_ACTIVITY_
Look through the material below. Copy each line that contains the string "value".

_INFORMATION_
BEGIN

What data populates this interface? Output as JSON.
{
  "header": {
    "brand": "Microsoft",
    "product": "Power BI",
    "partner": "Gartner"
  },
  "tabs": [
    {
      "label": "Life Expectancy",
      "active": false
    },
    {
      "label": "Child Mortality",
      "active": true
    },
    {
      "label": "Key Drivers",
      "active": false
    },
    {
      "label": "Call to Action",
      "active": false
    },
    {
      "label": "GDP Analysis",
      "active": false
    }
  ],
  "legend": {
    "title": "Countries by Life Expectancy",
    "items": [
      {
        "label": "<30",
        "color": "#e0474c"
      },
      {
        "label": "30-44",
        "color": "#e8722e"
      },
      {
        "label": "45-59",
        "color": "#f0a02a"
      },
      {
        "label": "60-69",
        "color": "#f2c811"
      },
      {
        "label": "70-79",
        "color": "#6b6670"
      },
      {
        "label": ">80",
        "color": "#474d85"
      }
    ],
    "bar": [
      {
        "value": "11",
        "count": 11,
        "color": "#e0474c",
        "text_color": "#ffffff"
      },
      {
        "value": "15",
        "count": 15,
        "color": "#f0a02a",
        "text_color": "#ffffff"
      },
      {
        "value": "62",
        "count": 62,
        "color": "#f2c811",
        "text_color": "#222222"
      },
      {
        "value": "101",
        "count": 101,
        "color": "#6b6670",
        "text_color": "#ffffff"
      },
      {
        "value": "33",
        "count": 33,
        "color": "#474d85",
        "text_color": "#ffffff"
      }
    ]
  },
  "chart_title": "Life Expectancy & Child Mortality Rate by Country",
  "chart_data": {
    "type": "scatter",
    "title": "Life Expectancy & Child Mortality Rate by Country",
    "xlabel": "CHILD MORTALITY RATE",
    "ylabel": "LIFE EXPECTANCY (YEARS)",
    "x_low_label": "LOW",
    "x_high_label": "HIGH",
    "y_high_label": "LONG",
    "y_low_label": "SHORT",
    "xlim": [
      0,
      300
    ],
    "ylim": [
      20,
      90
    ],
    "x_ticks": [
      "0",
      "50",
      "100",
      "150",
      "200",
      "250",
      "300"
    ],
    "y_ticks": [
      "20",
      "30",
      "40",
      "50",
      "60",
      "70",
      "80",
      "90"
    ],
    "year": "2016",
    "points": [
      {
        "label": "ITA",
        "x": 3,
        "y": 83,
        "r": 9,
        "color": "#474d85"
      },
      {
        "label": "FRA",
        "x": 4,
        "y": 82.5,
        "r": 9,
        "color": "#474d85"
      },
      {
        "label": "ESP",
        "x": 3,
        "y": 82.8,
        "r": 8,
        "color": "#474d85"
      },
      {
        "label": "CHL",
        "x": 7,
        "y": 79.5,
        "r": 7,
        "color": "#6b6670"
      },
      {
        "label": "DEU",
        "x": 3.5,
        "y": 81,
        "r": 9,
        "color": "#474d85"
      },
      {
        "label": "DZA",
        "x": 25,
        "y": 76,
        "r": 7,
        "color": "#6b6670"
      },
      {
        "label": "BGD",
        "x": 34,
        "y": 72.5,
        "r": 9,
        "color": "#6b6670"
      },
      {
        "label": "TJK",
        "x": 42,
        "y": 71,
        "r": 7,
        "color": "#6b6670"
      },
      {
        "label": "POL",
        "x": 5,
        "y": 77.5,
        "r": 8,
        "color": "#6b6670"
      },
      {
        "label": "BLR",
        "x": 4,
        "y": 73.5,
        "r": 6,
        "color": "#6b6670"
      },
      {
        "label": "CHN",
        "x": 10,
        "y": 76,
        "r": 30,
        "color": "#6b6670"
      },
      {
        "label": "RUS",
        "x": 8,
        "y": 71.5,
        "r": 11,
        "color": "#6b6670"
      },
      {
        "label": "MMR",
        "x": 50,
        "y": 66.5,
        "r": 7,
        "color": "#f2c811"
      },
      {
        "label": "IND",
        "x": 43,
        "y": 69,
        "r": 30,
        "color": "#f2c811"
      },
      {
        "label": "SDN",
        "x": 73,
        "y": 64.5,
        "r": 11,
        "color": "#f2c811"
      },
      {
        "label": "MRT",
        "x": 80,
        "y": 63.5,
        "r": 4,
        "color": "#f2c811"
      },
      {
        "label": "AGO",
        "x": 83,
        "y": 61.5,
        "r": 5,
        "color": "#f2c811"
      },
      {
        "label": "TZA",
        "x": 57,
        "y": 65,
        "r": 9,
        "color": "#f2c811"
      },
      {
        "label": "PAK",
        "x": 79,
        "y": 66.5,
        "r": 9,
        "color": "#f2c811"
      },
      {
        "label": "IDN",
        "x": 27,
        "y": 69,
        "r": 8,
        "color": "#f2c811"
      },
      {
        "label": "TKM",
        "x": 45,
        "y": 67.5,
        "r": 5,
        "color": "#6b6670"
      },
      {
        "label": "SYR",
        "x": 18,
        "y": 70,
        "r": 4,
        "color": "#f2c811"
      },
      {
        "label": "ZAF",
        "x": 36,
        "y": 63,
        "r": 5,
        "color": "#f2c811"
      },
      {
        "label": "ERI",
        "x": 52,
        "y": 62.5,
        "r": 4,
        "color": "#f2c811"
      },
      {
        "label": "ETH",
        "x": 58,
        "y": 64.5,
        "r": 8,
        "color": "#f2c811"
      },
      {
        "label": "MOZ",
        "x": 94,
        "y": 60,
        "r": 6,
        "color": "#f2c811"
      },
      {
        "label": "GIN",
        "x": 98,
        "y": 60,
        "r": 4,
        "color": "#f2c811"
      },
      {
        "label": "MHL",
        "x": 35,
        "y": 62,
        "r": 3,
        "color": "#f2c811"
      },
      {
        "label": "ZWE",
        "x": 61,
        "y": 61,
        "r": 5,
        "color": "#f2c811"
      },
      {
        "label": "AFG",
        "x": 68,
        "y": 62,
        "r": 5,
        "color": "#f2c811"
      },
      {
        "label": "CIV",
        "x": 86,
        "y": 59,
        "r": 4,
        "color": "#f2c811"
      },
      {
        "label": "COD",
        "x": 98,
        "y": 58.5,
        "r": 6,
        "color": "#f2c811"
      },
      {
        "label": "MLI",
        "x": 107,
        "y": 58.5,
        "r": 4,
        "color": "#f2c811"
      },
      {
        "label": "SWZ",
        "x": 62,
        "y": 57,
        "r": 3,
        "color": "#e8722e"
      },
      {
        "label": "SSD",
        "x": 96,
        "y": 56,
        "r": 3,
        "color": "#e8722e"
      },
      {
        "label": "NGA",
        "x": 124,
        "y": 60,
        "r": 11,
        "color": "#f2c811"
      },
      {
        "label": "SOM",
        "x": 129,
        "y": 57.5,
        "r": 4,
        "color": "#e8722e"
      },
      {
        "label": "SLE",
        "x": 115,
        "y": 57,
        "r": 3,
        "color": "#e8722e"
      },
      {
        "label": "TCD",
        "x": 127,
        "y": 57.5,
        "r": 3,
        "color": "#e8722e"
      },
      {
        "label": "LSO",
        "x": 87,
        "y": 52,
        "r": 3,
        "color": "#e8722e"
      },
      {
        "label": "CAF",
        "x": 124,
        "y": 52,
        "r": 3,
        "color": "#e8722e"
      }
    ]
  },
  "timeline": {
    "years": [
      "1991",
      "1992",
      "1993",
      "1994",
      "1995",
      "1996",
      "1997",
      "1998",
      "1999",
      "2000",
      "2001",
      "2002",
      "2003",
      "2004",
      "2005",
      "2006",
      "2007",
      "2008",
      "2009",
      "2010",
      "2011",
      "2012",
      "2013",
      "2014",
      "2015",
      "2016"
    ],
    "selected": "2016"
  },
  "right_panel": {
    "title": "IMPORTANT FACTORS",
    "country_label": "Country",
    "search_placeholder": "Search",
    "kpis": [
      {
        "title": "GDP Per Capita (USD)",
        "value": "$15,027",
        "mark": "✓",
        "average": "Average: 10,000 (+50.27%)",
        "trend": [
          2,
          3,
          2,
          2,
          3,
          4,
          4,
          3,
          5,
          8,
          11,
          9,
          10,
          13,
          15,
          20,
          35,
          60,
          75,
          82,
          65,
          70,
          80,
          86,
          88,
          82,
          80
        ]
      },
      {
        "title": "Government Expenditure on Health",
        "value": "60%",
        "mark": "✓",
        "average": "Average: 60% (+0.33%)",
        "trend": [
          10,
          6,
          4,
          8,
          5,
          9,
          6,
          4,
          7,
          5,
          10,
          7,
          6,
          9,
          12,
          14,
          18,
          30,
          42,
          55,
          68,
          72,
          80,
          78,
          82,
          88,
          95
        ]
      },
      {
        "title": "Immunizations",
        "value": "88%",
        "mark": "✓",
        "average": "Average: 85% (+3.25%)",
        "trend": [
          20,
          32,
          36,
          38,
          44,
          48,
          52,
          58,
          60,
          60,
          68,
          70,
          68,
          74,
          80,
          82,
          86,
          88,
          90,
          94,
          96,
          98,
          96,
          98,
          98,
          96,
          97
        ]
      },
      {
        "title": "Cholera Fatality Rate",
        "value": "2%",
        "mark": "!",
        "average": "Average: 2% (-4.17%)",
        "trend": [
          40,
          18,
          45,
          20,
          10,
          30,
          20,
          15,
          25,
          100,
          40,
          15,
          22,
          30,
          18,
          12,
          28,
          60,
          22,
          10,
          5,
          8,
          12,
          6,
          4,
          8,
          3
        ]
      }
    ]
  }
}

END

_REPLY TO THE TASK_
        "value": "11",
        "value": "15",
        "value": "62",
        "value": "101",
        "value": "33",
        "value": "$15,027",
        "value": "60%",
        "value": "88%",
        "value": "2%",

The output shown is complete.